By Chira Banerjee Divakaruni And Mrs. Dutta Write A Letter

1203 Words5 Pages
Blood is Not Thicker than Water Adjusting to a major life change is not always an easy task, and adapting to a new culture is no exception. “Mrs. Dutta Writes a Letter” by Chitra Banerjee Divakaruni and “Who’s Irish?” by Gish Jen each tell the story of a foreign, elderly woman and her struggle to adjust to life with her family in the United States. Prior to immigrating, each woman had only experienced her native culture, and, upon arrival, each is reluctant to adopt the American lifestyle. However, Mrs. Dutta, in “Mrs. Dutta Writes a Letter,” makes an effort to please her family by pretending to conform to their habits and silencing her personal unhappiness with her family’s living standards as well as America as a whole. In contrast, the…show more content…
Dutta Writes a Letter,” Mrs. Dutta makes an effort to convince herself that she belongs in America with her family. “’How can I not like it, Roma?’ Mrs. Dutta’s voice was strident, even to her own ears. With an effort she controlled it and continued, ‘…I’ll miss my friends, I know—and you most of all…but they’re my only family. And blood is blood after all’” (Divakaruni 236). Mrs. Dutta associates family with America and refers to them as the, “Flesh of my flesh, blood of my blood” (234). When life in America is difficult, she repeats this phrase to herself as a reminder of why she must adjust to a new…show more content…
Dutta, the Chinese narrator of “Who’s Irish?” is self-assured and not willing to contain her opinions of the American culture in order to satisfy her family. When her daughter complains that the narrator does not support her, she verbally dismisses the American culture: “We do not have this word in Chinese, supportive” (Jen 325). Also in contrast to Mrs. Dutta, the Chinese narrator does not even pretend to adapt to American habits. When her daughter wonders what to do about Sophie’s wild behavior, the narrator turns to the Chinese culture and suggests spanking. She feels confident that the Chinese method of discipline is effective, but her daughter makes it clear that the American culture disapproves of physical punishment. At first, the Chinese narrator respects her daughter’s wishes and refrains from violence. However, when the methods the Chinese narrator uses to stop Sophie from misbehaving fail, she spanks Sophie. Her daughter is appalled when she catches the narrator trying to drive Sophie out of a hole at a playground with a
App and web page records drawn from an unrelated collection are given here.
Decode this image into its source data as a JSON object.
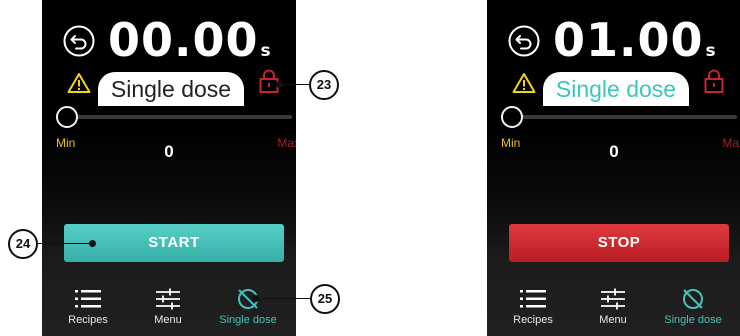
{
  "left_screen": {
    "time": {
      "value": "00.00",
      "unit": "s"
    },
    "mode_label": "Single dose",
    "slider": {
      "min_label": "Min",
      "max_label": "Max",
      "value": "0",
      "level": 0
    },
    "action_button": "START",
    "nav": {
      "recipes": "Recipes",
      "menu": "Menu",
      "single_dose": "Single dose",
      "active": "single_dose"
    }
  },
  "right_screen": {
    "time": {
      "value": "01.00",
      "unit": "s"
    },
    "mode_label": "Single dose",
    "slider": {
      "min_label": "Min",
      "max_label": "Max",
      "value": "0",
      "level": 0
    },
    "action_button": "STOP",
    "nav": {
      "recipes": "Recipes",
      "menu": "Menu",
      "single_dose": "Single dose",
      "active": "single_dose"
    }
  },
  "callouts": [
    "23",
    "24",
    "25"
  ],
  "colors": {
    "accent_teal": "#3fc5bb",
    "start_green": "#3bb7ae",
    "stop_red": "#c8232a",
    "warning_yellow": "#f4d21c",
    "min_yellow": "#e7c21a",
    "max_red": "#a81c24"
  },
  "icons": [
    "back-arrow-icon",
    "warning-icon",
    "lock-icon",
    "list-icon",
    "sliders-icon",
    "single-dose-icon"
  ]
}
More about By Chira Banerjee Divakaruni And Mrs. Dutta Write A Letter

Open Document